As of 1 January, 2013, a new impact assessment system (result-oriented impact assessment) was introduced in Austria as part of the 2013 Federal Budget Act. In nine areas of policy (so-called impact dimensions), the effects of draft legislation will have to be presented in a systematic and obligatory way for every draft law (e.g. the financial, overall economic, social and environmental policy effects, and also the effects on women and men, children, consumers and administrative costs). The impact dimension ‘social affairs’ is sub-divided into five core areas. One of these is intended to illustrate the effects of planned legislative measures on the group of persons at risk of poverty or exclusion as defined in the Europe 2020 Strategy.

In order to make it possible to implement this, a web-based social reform micro-simulation tool (SORESI) was developed which facilitates a quantitative estimation of the impact of specific planned legislative measures on the income situations of the Europe 2020 social target group.

Apart from the issues related to the Europe 2020 social target group, there is also the opportunity to simulate various measures in the field of cash benefits, social insurance and other contributions and income taxes, and to calculate their effects on the risk of poverty, the distribution of income, and their fiscal consequences. These services are free of charge after registration on the internet.
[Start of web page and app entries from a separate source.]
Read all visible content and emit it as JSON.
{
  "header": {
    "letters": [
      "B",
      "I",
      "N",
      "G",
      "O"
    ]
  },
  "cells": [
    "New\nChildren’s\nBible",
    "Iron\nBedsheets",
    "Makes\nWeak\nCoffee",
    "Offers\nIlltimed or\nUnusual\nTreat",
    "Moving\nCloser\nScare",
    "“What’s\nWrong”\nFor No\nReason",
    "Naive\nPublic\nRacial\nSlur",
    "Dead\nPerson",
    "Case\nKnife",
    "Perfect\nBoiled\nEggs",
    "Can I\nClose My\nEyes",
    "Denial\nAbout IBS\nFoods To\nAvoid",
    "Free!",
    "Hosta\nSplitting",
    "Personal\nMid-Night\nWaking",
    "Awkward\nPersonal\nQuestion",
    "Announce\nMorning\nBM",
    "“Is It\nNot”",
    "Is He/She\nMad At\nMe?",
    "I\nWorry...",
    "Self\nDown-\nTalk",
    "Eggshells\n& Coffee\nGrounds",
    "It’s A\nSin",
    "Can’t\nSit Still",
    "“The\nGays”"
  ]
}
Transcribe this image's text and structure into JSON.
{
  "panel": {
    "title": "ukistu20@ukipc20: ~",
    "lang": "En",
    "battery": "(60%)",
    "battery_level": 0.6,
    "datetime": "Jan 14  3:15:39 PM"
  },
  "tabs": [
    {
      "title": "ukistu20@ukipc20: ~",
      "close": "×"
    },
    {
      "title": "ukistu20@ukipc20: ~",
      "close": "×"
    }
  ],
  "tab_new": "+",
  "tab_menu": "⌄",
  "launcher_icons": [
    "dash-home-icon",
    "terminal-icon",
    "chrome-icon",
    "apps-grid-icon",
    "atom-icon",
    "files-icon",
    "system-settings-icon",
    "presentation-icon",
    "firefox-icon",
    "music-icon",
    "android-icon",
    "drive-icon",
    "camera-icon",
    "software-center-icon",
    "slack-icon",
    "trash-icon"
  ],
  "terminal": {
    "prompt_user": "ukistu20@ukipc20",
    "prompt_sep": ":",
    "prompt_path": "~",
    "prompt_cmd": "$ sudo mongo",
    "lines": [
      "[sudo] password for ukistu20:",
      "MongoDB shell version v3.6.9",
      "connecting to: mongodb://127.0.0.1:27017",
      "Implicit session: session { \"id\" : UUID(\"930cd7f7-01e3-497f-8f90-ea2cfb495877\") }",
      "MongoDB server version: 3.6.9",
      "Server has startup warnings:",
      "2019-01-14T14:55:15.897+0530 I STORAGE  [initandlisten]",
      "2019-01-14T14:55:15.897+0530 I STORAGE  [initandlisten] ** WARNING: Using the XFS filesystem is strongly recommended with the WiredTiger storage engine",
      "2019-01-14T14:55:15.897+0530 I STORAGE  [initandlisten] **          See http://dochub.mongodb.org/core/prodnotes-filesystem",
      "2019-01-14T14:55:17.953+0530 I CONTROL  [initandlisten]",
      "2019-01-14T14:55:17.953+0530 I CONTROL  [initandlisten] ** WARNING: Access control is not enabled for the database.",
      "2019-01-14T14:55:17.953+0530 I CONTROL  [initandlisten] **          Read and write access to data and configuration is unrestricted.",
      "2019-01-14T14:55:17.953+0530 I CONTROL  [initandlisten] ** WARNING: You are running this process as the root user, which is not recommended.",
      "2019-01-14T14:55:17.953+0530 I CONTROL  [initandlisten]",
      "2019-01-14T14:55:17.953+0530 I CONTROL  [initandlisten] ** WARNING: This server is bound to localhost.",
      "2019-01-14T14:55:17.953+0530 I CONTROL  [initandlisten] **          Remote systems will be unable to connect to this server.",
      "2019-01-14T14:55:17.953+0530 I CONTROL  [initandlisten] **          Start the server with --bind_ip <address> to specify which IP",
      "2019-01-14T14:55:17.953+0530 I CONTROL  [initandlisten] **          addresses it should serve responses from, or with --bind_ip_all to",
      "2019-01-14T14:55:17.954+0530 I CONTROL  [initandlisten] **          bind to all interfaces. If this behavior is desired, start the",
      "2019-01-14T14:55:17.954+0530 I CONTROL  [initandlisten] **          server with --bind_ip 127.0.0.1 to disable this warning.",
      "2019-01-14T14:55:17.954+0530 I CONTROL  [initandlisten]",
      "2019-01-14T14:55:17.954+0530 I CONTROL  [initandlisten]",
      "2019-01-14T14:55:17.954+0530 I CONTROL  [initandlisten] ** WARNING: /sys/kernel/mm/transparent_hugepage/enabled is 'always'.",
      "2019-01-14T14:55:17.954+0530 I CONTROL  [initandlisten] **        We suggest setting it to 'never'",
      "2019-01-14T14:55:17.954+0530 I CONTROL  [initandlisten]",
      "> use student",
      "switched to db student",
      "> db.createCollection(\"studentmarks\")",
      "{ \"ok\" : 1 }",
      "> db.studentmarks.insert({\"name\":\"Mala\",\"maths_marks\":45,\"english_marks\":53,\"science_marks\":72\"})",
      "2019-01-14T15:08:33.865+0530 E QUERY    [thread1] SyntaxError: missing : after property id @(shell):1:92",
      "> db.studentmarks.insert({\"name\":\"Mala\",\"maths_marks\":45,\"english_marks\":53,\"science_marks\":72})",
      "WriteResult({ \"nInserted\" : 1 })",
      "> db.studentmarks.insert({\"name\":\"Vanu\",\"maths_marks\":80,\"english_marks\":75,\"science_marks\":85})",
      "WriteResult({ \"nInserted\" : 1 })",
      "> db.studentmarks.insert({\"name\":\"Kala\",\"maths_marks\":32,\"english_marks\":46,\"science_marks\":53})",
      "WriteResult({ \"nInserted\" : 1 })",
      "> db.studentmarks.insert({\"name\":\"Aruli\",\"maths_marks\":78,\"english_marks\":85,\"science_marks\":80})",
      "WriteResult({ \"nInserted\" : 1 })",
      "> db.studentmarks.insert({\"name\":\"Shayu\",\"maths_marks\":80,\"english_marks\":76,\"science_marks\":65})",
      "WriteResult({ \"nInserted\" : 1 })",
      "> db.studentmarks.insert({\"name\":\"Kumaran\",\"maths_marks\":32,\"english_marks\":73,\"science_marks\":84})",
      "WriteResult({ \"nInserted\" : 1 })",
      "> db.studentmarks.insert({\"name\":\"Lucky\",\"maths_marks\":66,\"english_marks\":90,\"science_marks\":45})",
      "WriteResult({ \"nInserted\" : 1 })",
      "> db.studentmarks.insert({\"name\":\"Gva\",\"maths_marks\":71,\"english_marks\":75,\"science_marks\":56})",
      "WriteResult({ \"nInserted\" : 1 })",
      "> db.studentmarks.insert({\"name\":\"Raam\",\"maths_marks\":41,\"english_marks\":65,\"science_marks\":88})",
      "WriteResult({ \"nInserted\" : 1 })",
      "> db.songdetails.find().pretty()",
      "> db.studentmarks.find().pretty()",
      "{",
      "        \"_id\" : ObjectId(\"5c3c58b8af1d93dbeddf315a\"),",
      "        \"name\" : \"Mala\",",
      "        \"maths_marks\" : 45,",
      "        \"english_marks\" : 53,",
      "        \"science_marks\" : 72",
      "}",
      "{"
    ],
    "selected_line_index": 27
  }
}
Youth Guarantee Implementation Plan

Reforms within the youth guarantee implementation plan with explicitly mentioned monitoring strategies:

  • Further development of the quality-focused subsidies and supporting instruments within the apprenticeship system (including different measures).
  • Increasing the number of skilled workers
  • Strategy on Early School Leaving and further decrease of the ESL rate
  • New upper secondary level in schools(Oberstufe NEU)
  • Further decrease of grade repetition
  • Educational statistics
  • Introduction of educational standards
  • Improvements in educational outcomes
  • Improvements in Career Counselling (IBOBB)
  • Improvements in transitional process between lower and upper secondary level education, between school and labour market
  • Youth Coaching (Jugendcoaching)


Youth related labour market policy objectives 2015:

  • Increase advertisement on the labour market
  • Acquisition of skilled positions (at least apprenticeship)
  • Keeping youth unemployment periods short (unemployment no longer than six months)
  • Get labour market distanced persons into jobs
  • Increase training effectiveness (proportion of job take-ups within three months after training)
  • Post-qualification job take-up in selected sectors: women and migrants in crafts and technology, intensive skilled worker training or intermediate-level secondary technical respectively vocational schools

The Austrian Institute for Family Research (Österreichisches Institut für Familienforschung) Institute for Research on Qualifications and Training of the Austrian Economy (Institut für Bildungsforschung der Wirtschaft, ibw), Austrian Institute for SME Research (KMU Forschung Austria) and the Institute for advanced studies (Institut für Höhere Studien, IHS), and other research institutions frequently conduct studies on behalf of public authorities. Within those studies, important stakeholders are interviewed. External evaluations are also carried out by these institutions.

Recent studies and study projects on employment and entrepreneurship: